People who create worlds populated by imaginary people are just a tad different. That’s what makes writers so fascinating, or at least that’s what I like to think. Others may agree, disagree, or hold their thoughts on the subject. The latter is the wisest choice in my household.
Those of us who write speculative fiction enjoy a special reputation for eccentricity, even among other writers. For those who spend their creative time in enchanted forests, alternate universes, and dystopian futures, it comes with the territory. Given this, I do my best to act normal although I’m never quite sure what normal actually is. It seems a flickering will-o’-the-wisp, ready at my approach to lead me deeper into the bog of social expectations.
Define normal. I dare you.
I grew up telling stories, some of which got me in trouble. (At least until I learned to distinguish fiction from fibbing.) I was rarely bored. All it took to entertain me was a writing implement and a piece of paper or a window to stare through. Even a blank wall could become a blank canvas to be painted with mental images. Given this, it’s possibly understandable that the characters I invented took on minds of their own, even argued with me over plot details.
In my defense, I’ll state that other writers report a similar phenomenon.
I tend to forget just how unusual a writer’s life can seem to the uninitiated. Take the time when I carried my cup of coffee onto the porch while working out details of a plot with my husband through the screen door. A nice couple passed on the sidewalk, staring at me with baffling interest until I realized that from their perspective I’d been sitting on the porch talking to myself about elves.
For a long time I wouldn’t admit to anyone I knew that I wrote. I’d learned long ago that making such an outrageous statement brought attention that made my painfully shy, introverted self wish to disappear.
Thankfully, I’ve outgrown my shyness, but I would still rather keep my identity as a novelist on a need-to-know basis in real life. It’s simpler that way. But for the public person that I now am, being a private person is becoming more challenging.
I may have to settle for “fascinating.”

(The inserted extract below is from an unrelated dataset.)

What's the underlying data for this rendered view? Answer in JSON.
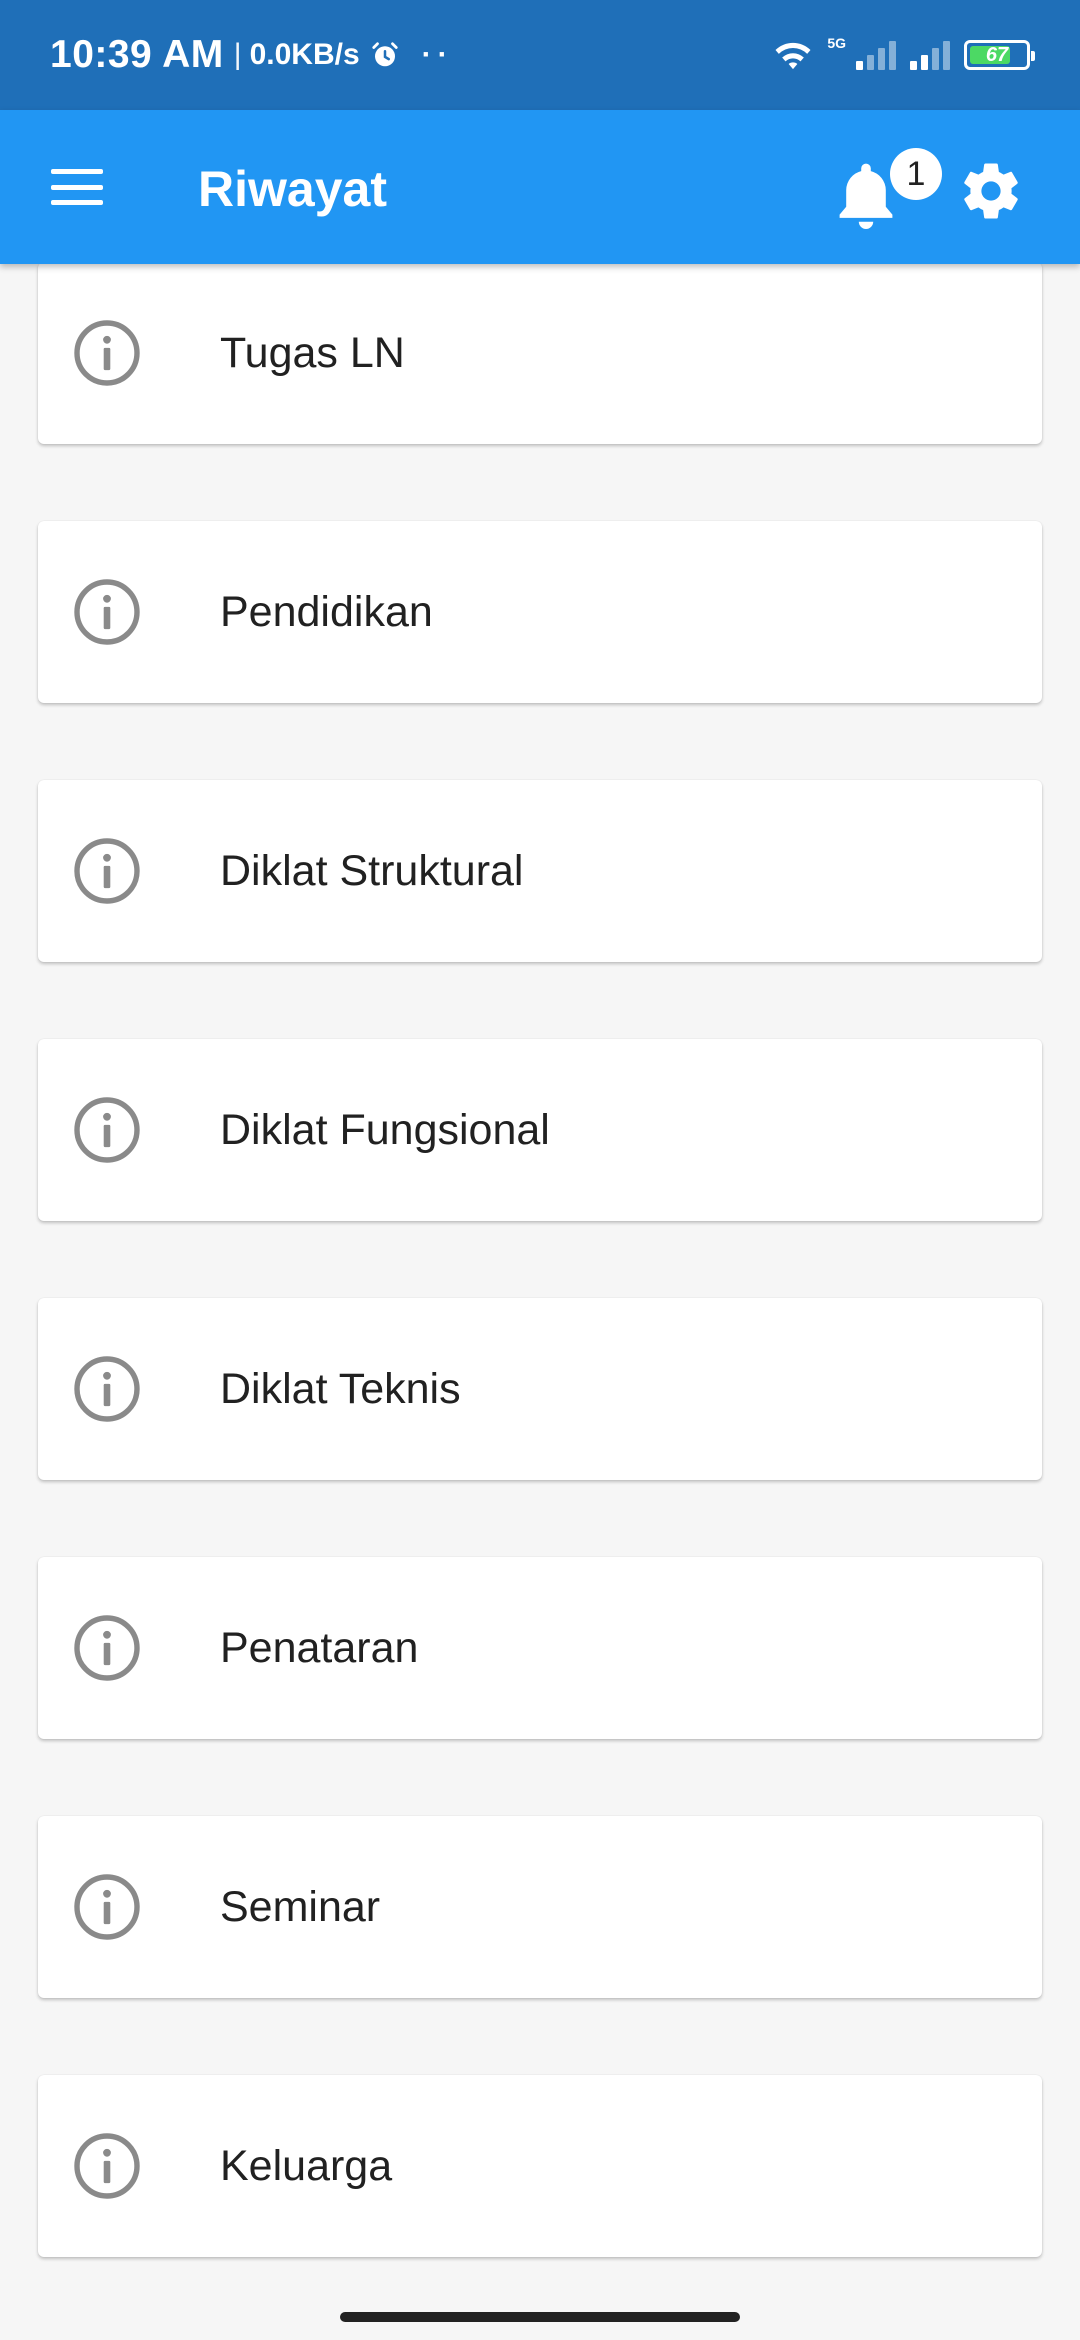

Janalyn Voigt‘s unique blend of adventure, romance, suspense, and fantasy creates worlds of beauty and danger for readers. Beginning with DawnSinger, her epic fantasy series, Tales of Faeraven, carries the reader into a land only imagined in dreams. Click here to find Janalyn’s books on Amazon,or click here to find Janalyn’s books on Barnes & Noble.
Janalyn also writes western romance novels, and will publish in that genre under Janalyn Irene Voigt. She serves as a literary judge for several national contests and is an active book reviewer.
When she’s not writing, Janalyn loves to find adventures in the great outdoors.